A few days later Jack is in a reception line waiting to meet Mrs. Jeane Dixon, Washington spiritualist and prophesier. He finally arrives at the front of the line and extends his hand. He does this purposely and with persistence because, he says, Mrs. Dixon receives dramatic vibrations and information when her hand touches someone. She does not go for his hand, so he slips her a note.
" Norbert Schemansky," the note reads, "has served America for 20 years. He is more of a world-respected champion than Joe Louis, who made $4 million, and Floyd Patterson, who made $11 million, and Cassius Clay, all combined. Yet today he lives in unknown poverty. Why? Will God reward him or use him? How?"
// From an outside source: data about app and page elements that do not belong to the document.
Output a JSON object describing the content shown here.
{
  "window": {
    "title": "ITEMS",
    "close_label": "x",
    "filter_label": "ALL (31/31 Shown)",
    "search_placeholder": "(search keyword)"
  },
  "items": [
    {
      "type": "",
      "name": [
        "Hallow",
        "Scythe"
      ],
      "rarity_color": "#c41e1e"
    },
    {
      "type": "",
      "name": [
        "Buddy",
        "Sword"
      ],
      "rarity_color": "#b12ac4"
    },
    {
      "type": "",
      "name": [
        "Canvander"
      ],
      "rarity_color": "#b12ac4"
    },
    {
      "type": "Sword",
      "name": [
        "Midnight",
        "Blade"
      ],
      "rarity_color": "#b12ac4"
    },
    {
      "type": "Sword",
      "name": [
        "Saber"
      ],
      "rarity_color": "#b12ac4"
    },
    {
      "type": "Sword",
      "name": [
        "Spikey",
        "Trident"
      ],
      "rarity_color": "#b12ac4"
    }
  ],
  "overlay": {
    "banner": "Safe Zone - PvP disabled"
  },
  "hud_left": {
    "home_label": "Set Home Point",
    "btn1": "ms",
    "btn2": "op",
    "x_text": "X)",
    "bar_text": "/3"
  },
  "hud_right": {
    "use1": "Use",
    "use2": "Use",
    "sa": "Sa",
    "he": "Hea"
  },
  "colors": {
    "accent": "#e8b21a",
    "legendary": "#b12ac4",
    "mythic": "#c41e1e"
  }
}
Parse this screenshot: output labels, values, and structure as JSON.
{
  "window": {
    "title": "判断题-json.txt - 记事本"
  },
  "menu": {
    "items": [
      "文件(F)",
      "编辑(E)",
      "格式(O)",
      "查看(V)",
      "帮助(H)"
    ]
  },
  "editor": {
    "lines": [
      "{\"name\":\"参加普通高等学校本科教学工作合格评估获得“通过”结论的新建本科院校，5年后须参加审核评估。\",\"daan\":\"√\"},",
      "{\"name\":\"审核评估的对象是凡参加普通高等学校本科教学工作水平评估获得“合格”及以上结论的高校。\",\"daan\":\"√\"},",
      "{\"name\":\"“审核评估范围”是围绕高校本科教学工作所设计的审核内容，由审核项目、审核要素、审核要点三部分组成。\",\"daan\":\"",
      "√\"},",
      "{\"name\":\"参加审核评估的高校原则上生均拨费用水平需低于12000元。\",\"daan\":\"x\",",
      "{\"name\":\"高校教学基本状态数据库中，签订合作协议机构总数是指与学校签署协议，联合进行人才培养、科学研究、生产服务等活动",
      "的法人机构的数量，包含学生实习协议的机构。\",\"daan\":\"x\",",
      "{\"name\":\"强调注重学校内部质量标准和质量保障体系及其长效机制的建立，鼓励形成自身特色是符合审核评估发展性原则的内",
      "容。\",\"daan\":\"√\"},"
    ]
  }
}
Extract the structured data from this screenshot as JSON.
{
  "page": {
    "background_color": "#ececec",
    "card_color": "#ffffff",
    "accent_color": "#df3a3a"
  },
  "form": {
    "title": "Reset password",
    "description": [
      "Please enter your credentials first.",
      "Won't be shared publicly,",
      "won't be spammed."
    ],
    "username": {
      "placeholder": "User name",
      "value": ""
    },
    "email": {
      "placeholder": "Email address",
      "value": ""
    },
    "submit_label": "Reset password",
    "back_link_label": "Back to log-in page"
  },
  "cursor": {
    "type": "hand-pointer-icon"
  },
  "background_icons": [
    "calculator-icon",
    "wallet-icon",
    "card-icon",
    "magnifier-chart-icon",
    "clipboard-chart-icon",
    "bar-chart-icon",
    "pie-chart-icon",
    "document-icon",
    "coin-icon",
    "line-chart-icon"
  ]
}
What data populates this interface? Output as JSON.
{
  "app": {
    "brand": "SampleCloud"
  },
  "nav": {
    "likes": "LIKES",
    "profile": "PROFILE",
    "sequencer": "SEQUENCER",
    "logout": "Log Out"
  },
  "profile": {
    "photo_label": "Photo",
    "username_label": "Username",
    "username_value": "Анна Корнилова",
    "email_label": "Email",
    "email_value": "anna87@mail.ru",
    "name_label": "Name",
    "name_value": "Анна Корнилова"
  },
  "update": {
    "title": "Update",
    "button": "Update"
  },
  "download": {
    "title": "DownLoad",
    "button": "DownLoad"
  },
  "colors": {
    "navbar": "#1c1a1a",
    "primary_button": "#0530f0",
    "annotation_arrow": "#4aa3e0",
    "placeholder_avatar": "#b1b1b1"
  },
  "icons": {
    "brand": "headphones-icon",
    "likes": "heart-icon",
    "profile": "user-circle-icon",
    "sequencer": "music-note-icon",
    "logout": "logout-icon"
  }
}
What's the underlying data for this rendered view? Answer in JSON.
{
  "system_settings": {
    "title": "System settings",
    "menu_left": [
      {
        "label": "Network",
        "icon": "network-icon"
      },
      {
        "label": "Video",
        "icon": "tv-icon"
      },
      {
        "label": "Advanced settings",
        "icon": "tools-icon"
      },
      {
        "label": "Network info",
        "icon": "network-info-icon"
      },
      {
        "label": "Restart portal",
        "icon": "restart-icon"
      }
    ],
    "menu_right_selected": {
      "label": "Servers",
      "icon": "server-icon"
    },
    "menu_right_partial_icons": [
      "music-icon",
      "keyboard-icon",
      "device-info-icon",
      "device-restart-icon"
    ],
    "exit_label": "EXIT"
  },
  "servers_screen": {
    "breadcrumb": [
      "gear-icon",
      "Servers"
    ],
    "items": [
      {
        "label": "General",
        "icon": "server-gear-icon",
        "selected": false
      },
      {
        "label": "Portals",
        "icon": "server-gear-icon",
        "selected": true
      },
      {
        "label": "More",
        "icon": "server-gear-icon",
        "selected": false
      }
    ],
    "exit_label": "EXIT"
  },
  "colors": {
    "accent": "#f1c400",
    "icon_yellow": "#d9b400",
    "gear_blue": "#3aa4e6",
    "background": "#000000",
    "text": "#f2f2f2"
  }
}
Jack: Please answer this. It's important. (He goes for her hand again.)
Mrs. Dixon (pulling her hand away): Certainly, Mr. Katcher. You will hear from me.